Data items
::::::::::
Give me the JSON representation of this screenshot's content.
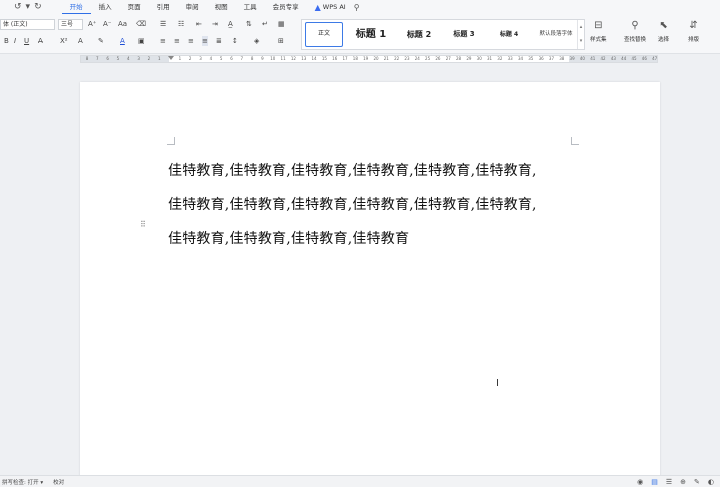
{
  "quick_access": {
    "undo_icon": "↺",
    "dropdown_icon": "▾",
    "redo_icon": "↻"
  },
  "menu": {
    "items": [
      "开始",
      "插入",
      "页面",
      "引用",
      "审阅",
      "视图",
      "工具",
      "会员专享"
    ],
    "active_index": 0,
    "wps_ai": "WPS AI",
    "search_icon": "⚲"
  },
  "ribbon": {
    "font_name": "体 (正文)",
    "font_size": "三号",
    "styles": [
      "正文",
      "标题 1",
      "标题 2",
      "标题 3",
      "标题 4",
      "默认段落字体"
    ],
    "selected_style_index": 0,
    "buttons": {
      "style_set": "样式集",
      "find_replace": "查找替换",
      "select": "选择",
      "sort": "排版"
    },
    "colors": {
      "accent": "#2f6fe6",
      "style_border": "#3d7ae6"
    }
  },
  "ruler": {
    "numbers": [
      "8",
      "7",
      "6",
      "5",
      "4",
      "3",
      "2",
      "1",
      "",
      "1",
      "2",
      "3",
      "4",
      "5",
      "6",
      "7",
      "8",
      "9",
      "10",
      "11",
      "12",
      "13",
      "14",
      "15",
      "16",
      "17",
      "18",
      "19",
      "20",
      "21",
      "22",
      "23",
      "24",
      "25",
      "26",
      "27",
      "28",
      "29",
      "30",
      "31",
      "32",
      "33",
      "34",
      "35",
      "36",
      "37",
      "38",
      "39",
      "40",
      "41",
      "42",
      "43",
      "44",
      "45",
      "46",
      "47"
    ]
  },
  "document": {
    "lines": [
      "佳特教育,佳特教育,佳特教育,佳特教育,佳特教育,佳特教育,",
      "佳特教育,佳特教育,佳特教育,佳特教育,佳特教育,佳特教育,",
      "佳特教育,佳特教育,佳特教育,佳特教育"
    ]
  },
  "status": {
    "spell_check": "拼写检查: 打开 ▾",
    "proofread": "校对"
  }
}
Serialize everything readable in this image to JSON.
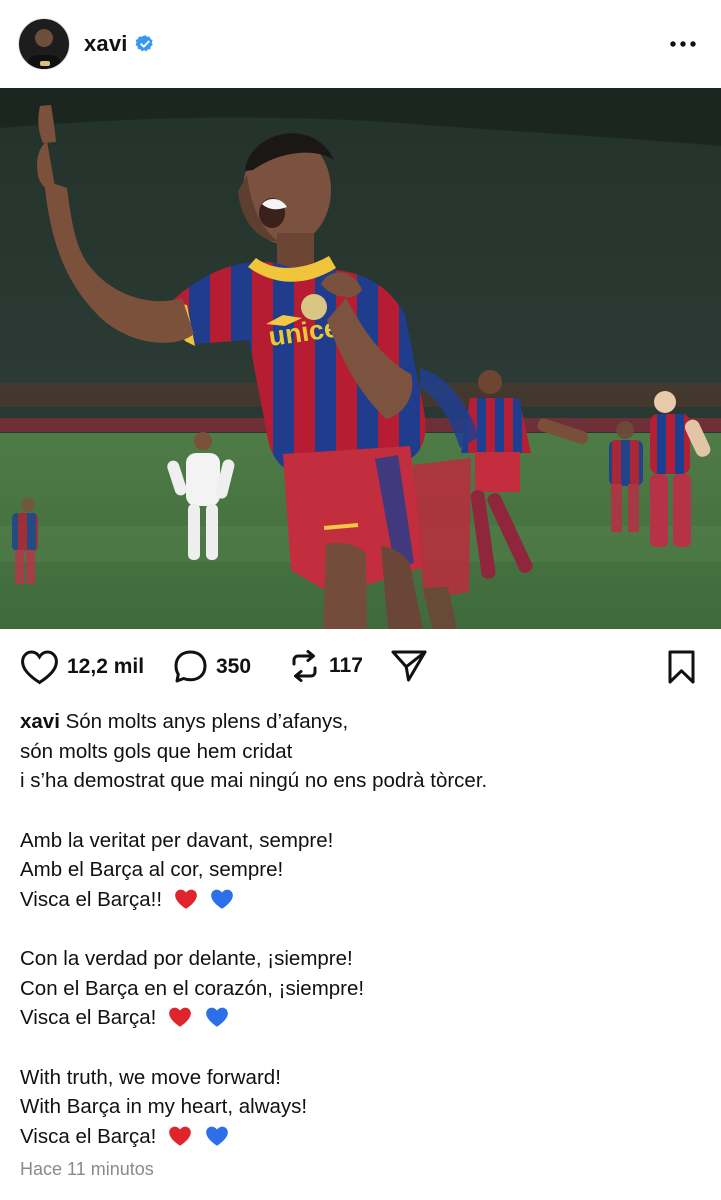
{
  "post": {
    "username": "xavi",
    "verified": true,
    "more_icon": "more-horizontal-icon",
    "likes": "12,2 mil",
    "comments": "350",
    "reposts": "117",
    "caption_lines": [
      "Són molts anys plens d’afanys,",
      "són molts gols que hem cridat",
      "i s’ha demostrat que mai ningú no ens podrà tòrcer."
    ],
    "paragraph_2": [
      "Amb la veritat per davant, sempre!",
      "Amb el Barça al cor, sempre!",
      "Visca el Barça!!"
    ],
    "paragraph_3": [
      "Con la verdad por delante, ¡siempre!",
      "Con el Barça en el corazón, ¡siempre!",
      "Visca el Barça!"
    ],
    "paragraph_4": [
      "With truth, we move forward!",
      "With Barça in my heart, always!",
      "Visca el Barça!"
    ],
    "timestamp": "Hace 11 minutos",
    "photo_jersey_text": "unicef"
  },
  "colors": {
    "verified_blue": "#3897f0",
    "heart_red": "#e0242e",
    "heart_blue": "#2d6fe8",
    "muted_text": "#8a8a8a"
  }
}
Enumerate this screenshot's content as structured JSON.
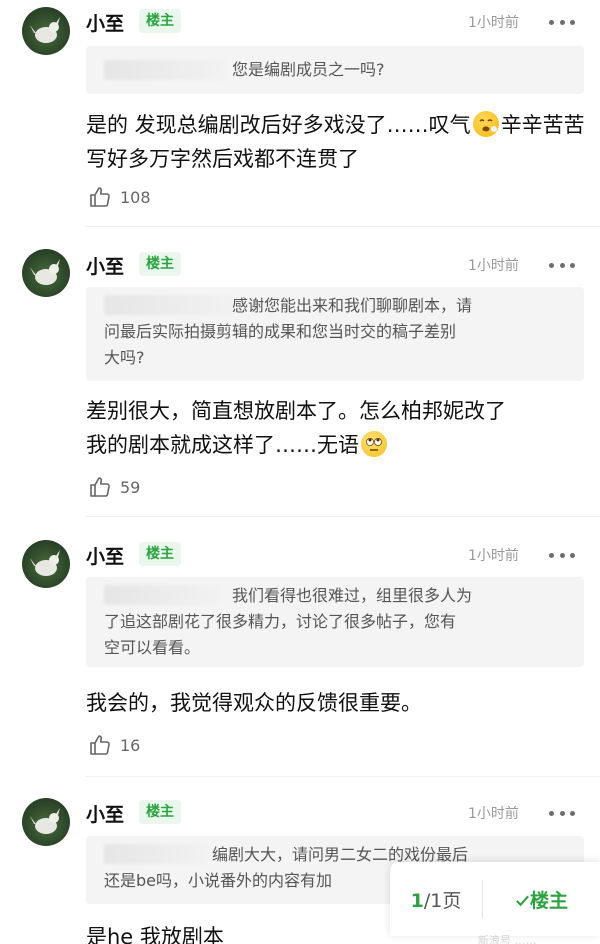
{
  "comments": [
    {
      "username": "小至",
      "badge": "楼主",
      "time": "1小时前",
      "quote": "您是编剧成员之一吗?",
      "reply_parts": [
        "是的 发现总编剧改后好多戏没了……叹气",
        "辛辛苦苦写好多万字然后戏都不连贯了"
      ],
      "emoji": "tired-face-emoji",
      "likes": "108"
    },
    {
      "username": "小至",
      "badge": "楼主",
      "time": "1小时前",
      "quote_lines": [
        "感谢您能出来和我们聊聊剧本，请",
        "问最后实际拍摄剪辑的成果和您当时交的稿子差别",
        "大吗?"
      ],
      "reply_parts": [
        "差别很大，简直想放剧本了。怎么柏邦妮改了",
        "我的剧本就成这样了……无语"
      ],
      "emoji": "eye-roll-emoji",
      "likes": "59"
    },
    {
      "username": "小至",
      "badge": "楼主",
      "time": "1小时前",
      "quote_lines": [
        "我们看得也很难过，组里很多人为",
        "了追这部剧花了很多精力，讨论了很多帖子，您有",
        "空可以看看。"
      ],
      "reply": "我会的，我觉得观众的反馈很重要。",
      "likes": "16"
    },
    {
      "username": "小至",
      "badge": "楼主",
      "time": "1小时前",
      "quote_lines": [
        "编剧大大，请问男二女二的戏份最后",
        "还是be吗，小说番外的内容有加"
      ],
      "reply": "是he 我放剧本"
    }
  ],
  "pager": {
    "current": "1",
    "total": "/1页",
    "op_only": "楼主",
    "check_icon": "check-icon"
  },
  "watermark": "新浪号 ……",
  "colors": {
    "accent": "#2ba33f",
    "badge_bg": "#e9f7ec",
    "quote_bg": "#f4f4f4"
  }
}
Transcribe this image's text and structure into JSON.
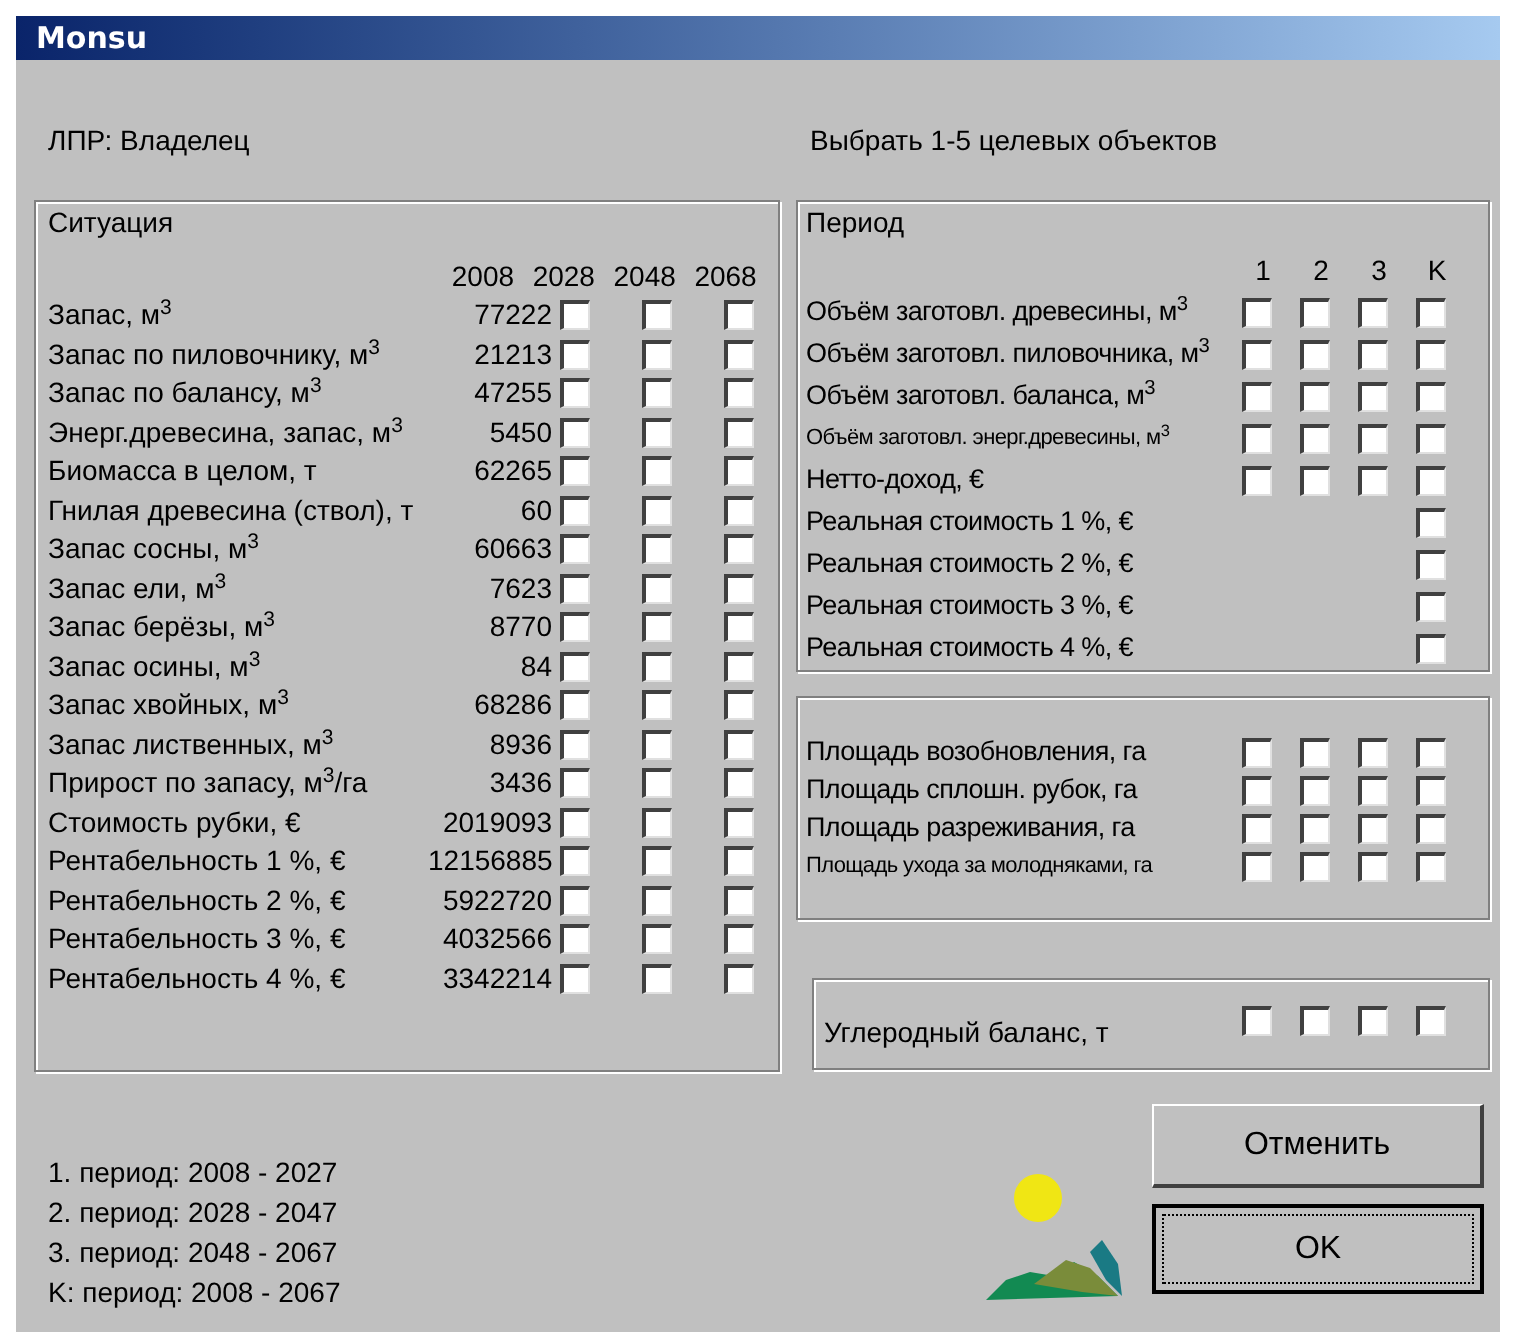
{
  "window": {
    "title": "Monsu"
  },
  "decision_maker": "ЛПР: Владелец",
  "instruction": "Выбрать 1-5 целевых объектов",
  "situation": {
    "title": "Ситуация",
    "columns": [
      "2008",
      "2028",
      "2048",
      "2068"
    ],
    "rows": [
      {
        "label": "Запас, м$^{3}$",
        "value": "77222",
        "checked": [
          false,
          false,
          false
        ]
      },
      {
        "label": "Запас по пиловочнику, м$^{3}$",
        "value": "21213",
        "checked": [
          false,
          false,
          false
        ]
      },
      {
        "label": "Запас по балансу, м$^{3}$",
        "value": "47255",
        "checked": [
          false,
          false,
          false
        ]
      },
      {
        "label": "Энерг.древесина, запас, м$^{3}$",
        "value": "5450",
        "checked": [
          false,
          false,
          false
        ]
      },
      {
        "label": "Биомасса в целом, т",
        "value": "62265",
        "checked": [
          false,
          false,
          false
        ]
      },
      {
        "label": "Гнилая древесина (ствол), т",
        "value": "60",
        "checked": [
          false,
          false,
          false
        ]
      },
      {
        "label": "Запас сосны, м$^{3}$",
        "value": "60663",
        "checked": [
          false,
          false,
          false
        ]
      },
      {
        "label": "Запас ели, м$^{3}$",
        "value": "7623",
        "checked": [
          false,
          false,
          false
        ]
      },
      {
        "label": "Запас берёзы, м$^{3}$",
        "value": "8770",
        "checked": [
          false,
          false,
          false
        ]
      },
      {
        "label": "Запас осины, м$^{3}$",
        "value": "84",
        "checked": [
          false,
          false,
          false
        ]
      },
      {
        "label": "Запас хвойных, м$^{3}$",
        "value": "68286",
        "checked": [
          false,
          false,
          false
        ]
      },
      {
        "label": "Запас лиственных, м$^{3}$",
        "value": "8936",
        "checked": [
          false,
          false,
          false
        ]
      },
      {
        "label": "Прирост по запасу, м$^{3}$/га",
        "value": "3436",
        "checked": [
          false,
          false,
          false
        ]
      },
      {
        "label": "Стоимость рубки, €",
        "value": "2019093",
        "checked": [
          false,
          false,
          false
        ]
      },
      {
        "label": "Рентабельность 1 %, €",
        "value": "12156885",
        "checked": [
          false,
          false,
          false
        ]
      },
      {
        "label": "Рентабельность 2 %, €",
        "value": "5922720",
        "checked": [
          false,
          false,
          false
        ]
      },
      {
        "label": "Рентабельность 3 %, €",
        "value": "4032566",
        "checked": [
          false,
          false,
          false
        ]
      },
      {
        "label": "Рентабельность 4 %, €",
        "value": "3342214",
        "checked": [
          false,
          false,
          false
        ]
      }
    ]
  },
  "period": {
    "title": "Период",
    "columns": [
      "1",
      "2",
      "3",
      "K"
    ],
    "rows": [
      {
        "label": "Объём заготовл. древесины, м$^{3}$",
        "kind": "normal",
        "checked": [
          false,
          false,
          false,
          false
        ]
      },
      {
        "label": "Объём заготовл. пиловочника, м$^{3}$",
        "kind": "normal",
        "checked": [
          false,
          false,
          false,
          false
        ]
      },
      {
        "label": "Объём заготовл. баланса, м$^{3}$",
        "kind": "normal",
        "checked": [
          false,
          false,
          false,
          false
        ]
      },
      {
        "label": "Объём заготовл. энерг.древесины, м$^{3}$",
        "kind": "compact",
        "checked": [
          false,
          false,
          false,
          false
        ]
      },
      {
        "label": "Нетто-доход, €",
        "kind": "normal",
        "checked": [
          false,
          false,
          false,
          false
        ]
      },
      {
        "label": "Реальная стоимость 1 %, €",
        "kind": "normal",
        "checked": [
          false
        ]
      },
      {
        "label": "Реальная стоимость 2 %, €",
        "kind": "normal",
        "checked": [
          false
        ]
      },
      {
        "label": "Реальная стоимость 3 %, €",
        "kind": "normal",
        "checked": [
          false
        ]
      },
      {
        "label": "Реальная стоимость 4 %, €",
        "kind": "normal",
        "checked": [
          false
        ]
      }
    ]
  },
  "areas": {
    "rows": [
      {
        "label": "Площадь возобновления, га",
        "kind": "normal",
        "checked": [
          false,
          false,
          false,
          false
        ]
      },
      {
        "label": "Площадь сплошн. рубок, га",
        "kind": "normal",
        "checked": [
          false,
          false,
          false,
          false
        ]
      },
      {
        "label": "Площадь разреживания, га",
        "kind": "normal",
        "checked": [
          false,
          false,
          false,
          false
        ]
      },
      {
        "label": "Площадь ухода за молодняками, га",
        "kind": "compact",
        "checked": [
          false,
          false,
          false,
          false
        ]
      }
    ]
  },
  "carbon": {
    "label": "Углеродный баланс, т",
    "checked": [
      false,
      false,
      false,
      false
    ]
  },
  "legend": [
    "1. период: 2008 - 2027",
    "2. период: 2028 - 2047",
    "3. период: 2048 - 2067",
    "K: период: 2008 - 2067"
  ],
  "buttons": [
    {
      "label": "Отменить",
      "default": false
    },
    {
      "label": "OK",
      "default": true
    }
  ]
}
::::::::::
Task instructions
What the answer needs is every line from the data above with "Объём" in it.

Result for this exercise
        "label": "Объём заготовл. древесины, м$^{3}$",
        "label": "Объём заготовл. пиловочника, м$^{3}$",
        "label": "Объём заготовл. баланса, м$^{3}$",
        "label": "Объём заготовл. энерг.древесины, м$^{3}$",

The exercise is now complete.